Population Research and Policy Review 17: 111–140, 1998.
1998 Kluwer Academic Publishers. Printed in the Netherlands.
State regulations and child care choice
SANDRA L. HOFFERTH
& DUNCAN D. CHAPLIN
The University of Michigan;
The Urban Institute, Washington DC, USA
Abstract. While government regulations are designed to safeguard the health and well-being
of children, they may also alter the cost and availability of child care, thus affecting parental
use of such services. This paper investigates the total effects of regulation on parental choice
of child care and the indirect effects of regulation through the price, quality, and availability
of care. In our analysis of data from the National Child Care Survey 1990 we ﬁnd strong
evidence that state regulations requiring center-based providers to be trained are associated
with a lower probability that parents choose a center, while state inspections are associated with
more parental choice of center and home care. We end by discussing the policy implications
of our ﬁndings.
Key words: Child care, Health safeguard, Government regulations
The cost of caring for young children has been found to discourage mater-
nal employment (Blau & Robins 1988; Connelly 1992). Recent child care
research has attempted to obtain better measures of the incentive and disin-
centive effects of public policies on the cost, quality, and availability of child
care, and how these ultimately affect parental choice of employment and
care arrangements (Hofferth & Wissoker 1992). This paper focuses on the
effects of public policy, in particular, government regulation and inspections,
on parental choice of child care mode through price, quality, and availability.
One purpose of government regulation is to safeguard the health and well-
being of children, and there is evidence that it does so (Phillips et al. 1990).
Regulations can prevent parents from choosing low quality care and provide
them with valuable information regarding the price, quality, and availability of
care. On the other hand, government regulation may have detrimental effects
on the price parents have to pay and the availability of programs if these
regulations increase provider costs, which are then passed on to consumers,
or if they limit the number of providers who can enter or remain in the

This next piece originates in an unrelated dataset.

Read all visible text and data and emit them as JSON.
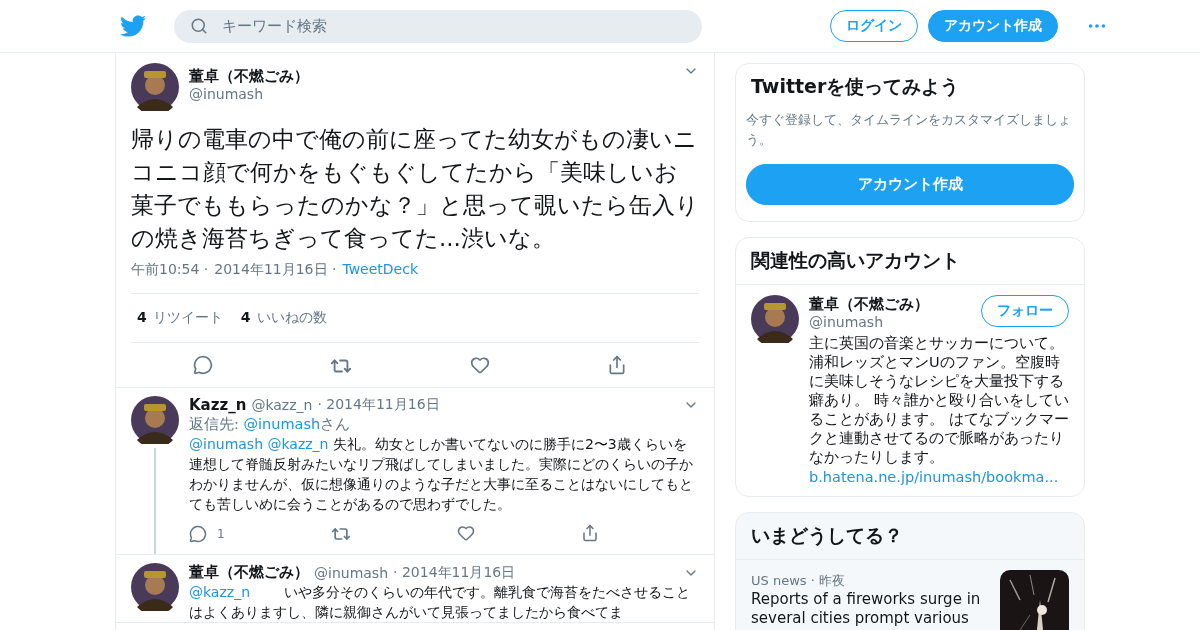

ﬁeld (Lowenberg & Tinnin 1992; Rose-Ackerman 1983; Walker 1991). If
regulations increase price and reduce availability, parents may use less child
care even if quality is higher.